▸ PROBLEM REQUIREMENTS
Output each line of the data below exactly, omitting any image.

== Segment start ==

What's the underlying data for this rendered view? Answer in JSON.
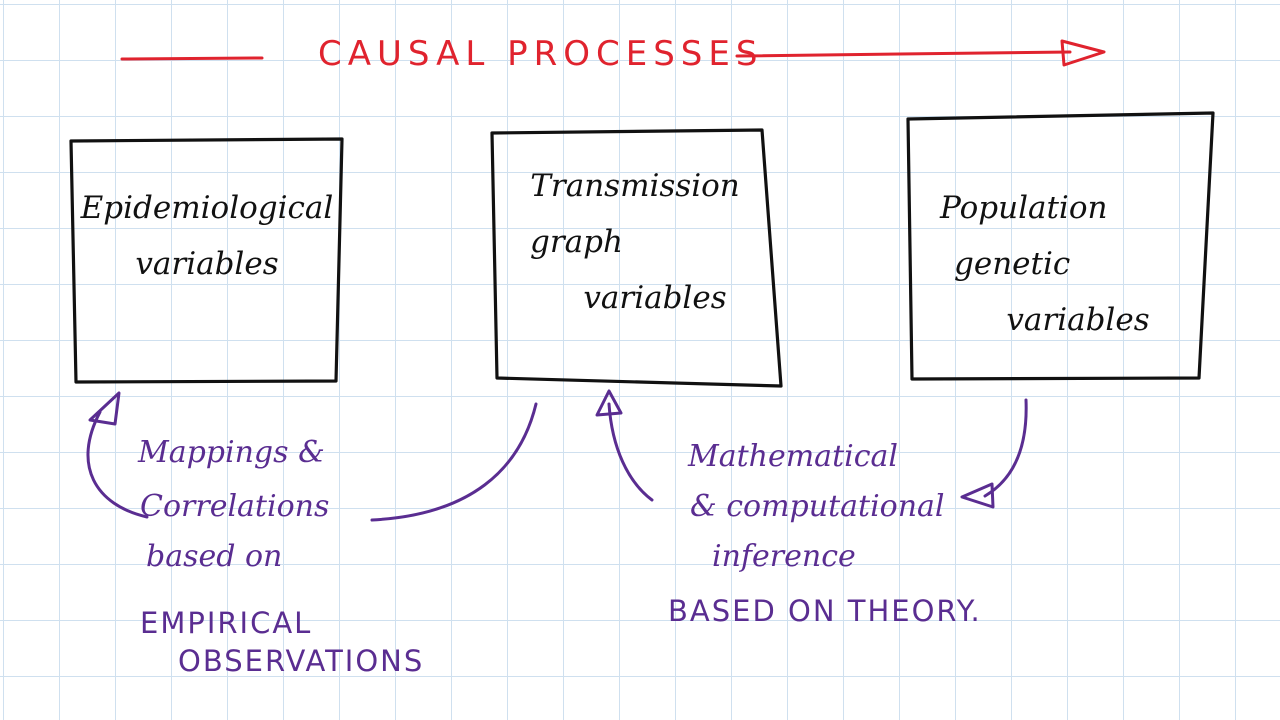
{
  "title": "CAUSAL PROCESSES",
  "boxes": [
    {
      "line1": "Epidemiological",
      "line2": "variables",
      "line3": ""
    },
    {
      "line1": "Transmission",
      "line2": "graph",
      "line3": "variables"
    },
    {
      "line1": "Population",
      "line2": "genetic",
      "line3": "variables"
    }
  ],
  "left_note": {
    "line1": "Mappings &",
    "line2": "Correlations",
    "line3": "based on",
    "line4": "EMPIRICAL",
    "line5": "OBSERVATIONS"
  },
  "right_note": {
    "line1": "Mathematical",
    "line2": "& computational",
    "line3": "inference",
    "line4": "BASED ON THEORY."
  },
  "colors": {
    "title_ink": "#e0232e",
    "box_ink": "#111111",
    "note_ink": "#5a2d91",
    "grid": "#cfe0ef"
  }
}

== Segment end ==

▸ TASK RESULT
What's the underlying data for this rendered view? Answer in JSON.
{
  "title": "CAUSAL PROCESSES",
  "boxes": [
    {
      "line1": "Epidemiological",
      "line2": "variables",
      "line3": ""
    },
    {
      "line1": "Transmission",
      "line2": "graph",
      "line3": "variables"
    },
    {
      "line1": "Population",
      "line2": "genetic",
      "line3": "variables"
    }
  ],
  "left_note": {
    "line1": "Mappings &",
    "line2": "Correlations",
    "line3": "based on",
    "line4": "EMPIRICAL",
    "line5": "OBSERVATIONS"
  },
  "right_note": {
    "line1": "Mathematical",
    "line2": "& computational",
    "line3": "inference",
    "line4": "BASED ON THEORY."
  },
  "colors": {
    "title_ink": "#e0232e",
    "box_ink": "#111111",
    "note_ink": "#5a2d91",
    "grid": "#cfe0ef"
  }
}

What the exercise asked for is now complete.